== The task ==
In the lines below, look for "label". Copy each line where it appears.
++++++++++
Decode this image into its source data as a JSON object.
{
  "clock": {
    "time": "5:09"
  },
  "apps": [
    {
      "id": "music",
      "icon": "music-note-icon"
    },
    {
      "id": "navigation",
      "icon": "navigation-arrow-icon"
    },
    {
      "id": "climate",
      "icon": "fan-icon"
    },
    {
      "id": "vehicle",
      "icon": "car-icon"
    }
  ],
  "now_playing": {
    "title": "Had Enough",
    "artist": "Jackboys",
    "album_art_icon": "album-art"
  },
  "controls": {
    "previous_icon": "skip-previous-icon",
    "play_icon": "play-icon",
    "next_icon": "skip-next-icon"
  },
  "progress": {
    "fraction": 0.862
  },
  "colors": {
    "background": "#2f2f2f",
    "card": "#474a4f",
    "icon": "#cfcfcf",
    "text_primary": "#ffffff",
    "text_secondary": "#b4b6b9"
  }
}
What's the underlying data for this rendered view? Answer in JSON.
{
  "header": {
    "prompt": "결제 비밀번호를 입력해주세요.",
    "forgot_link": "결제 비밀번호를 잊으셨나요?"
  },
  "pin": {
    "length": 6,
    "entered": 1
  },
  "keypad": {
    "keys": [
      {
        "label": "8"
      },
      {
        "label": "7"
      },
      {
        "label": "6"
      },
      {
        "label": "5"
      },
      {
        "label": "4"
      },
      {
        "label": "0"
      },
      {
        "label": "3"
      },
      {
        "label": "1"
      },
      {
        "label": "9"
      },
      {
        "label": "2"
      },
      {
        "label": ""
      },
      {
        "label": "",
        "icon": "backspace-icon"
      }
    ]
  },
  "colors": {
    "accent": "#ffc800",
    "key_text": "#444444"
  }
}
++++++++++
== Your response ==
        "label": "8"
        "label": "7"
        "label": "6"
        "label": "5"
        "label": "4"
        "label": "0"
        "label": "3"
        "label": "1"
        "label": "9"
        "label": "2"
        "label": ""
        "label": "",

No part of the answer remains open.